Spending his teenage years struggling with his sexuality while rising to fame with boy band *NSYNC, Lance Bass eventually discovered LGBT bars where he could truly embrace and celebrate his identity.
One of those bars was Florida’s Pulse nightclub, where 49 victims were killed during an innocent night out in June 2016. Talking to Chilled on the third anniversary of the shooting, Bass is now continuing to champion such hot spots and the bartenders who work at them, having recently returned to Florida as a judge for the Stoli Key West Cocktail Classic competition. The annual contest recognizes LGBTQ bartenders and bars as part of Pride Month celebrations.
“It was just so fun seeing all these bartenders from around the country come together for such a great cause, representing different charities from their hometowns,” Bass says.
“This competition represents so many things. Gay bars are one of the first places that the community felt safe and like they could be themselves. They’ve always been this safe haven for everyone, so we wanted to really celebrate that.”
New Yorker Samuel Benedict from Club Cumming was crowned the champion, with his Key Key cocktail winning him $10,000 for his hometown charity, Gays Against Guns, and $5,000 for Habitat for Humanity of Key West and Lower Florida Keys. Inspired by key lime pie, the drink was made with Stoli Vanil, key lime juice, pineapple juice, simple syrup, and egg white.
Bass enjoys Stoli Cucumber and Stoli Lime, which he uses regularly in his cocktail of choice, a Moscow Mule. But it’s not just his at-home cocktail-making experience that made the musician an ideal judge for the Stoli Key West Classic—he also recently opened his own bar, Rocco’s WeHo, in the LGBTQ hot spot of West Hollywood, California. Rocco’s is a popular sports bar chain throughout Los Angeles, but the company is now focusing its expansion on LGBTQ versions of the bar, which is where Bass came in.

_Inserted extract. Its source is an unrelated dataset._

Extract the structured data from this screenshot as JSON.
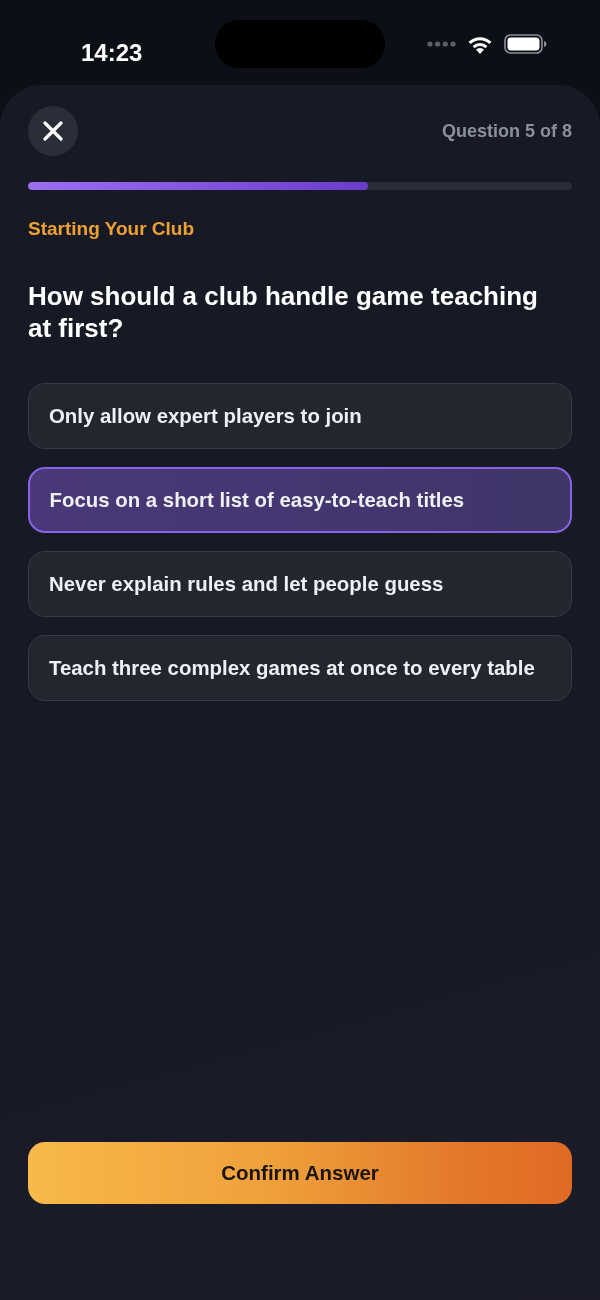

“I love to entertain, I love to have a drink, and I love to watch sports, so I wanted to build a space where all of that could happen,” says Bass, whose artist husband, Michael Turchin, has pieces on display throughout the bar. “When we opened, my partners thought, ‘Ok, this is just going to be a gay sports bar. People are going to come and watch baseball or football, have a beer, get some pizza and some wings, and that’s what this place will be.’ But I knew going in that it was going to be so much more than that, because that’s just too boring for our community—it has to be a sports bar on steroids!
“So we now have a stage where we have live entertainment and drag shows and feature LGBT artists, and it’s just a really fun, inclusive place. It’s the only place I’ve been to recently where you look around and you have guys who have just finished their football game mingling with drag queens and lesbian, gay, and transgender people. Everyone is just having so much fun together, and it’s a beautiful thing to see.”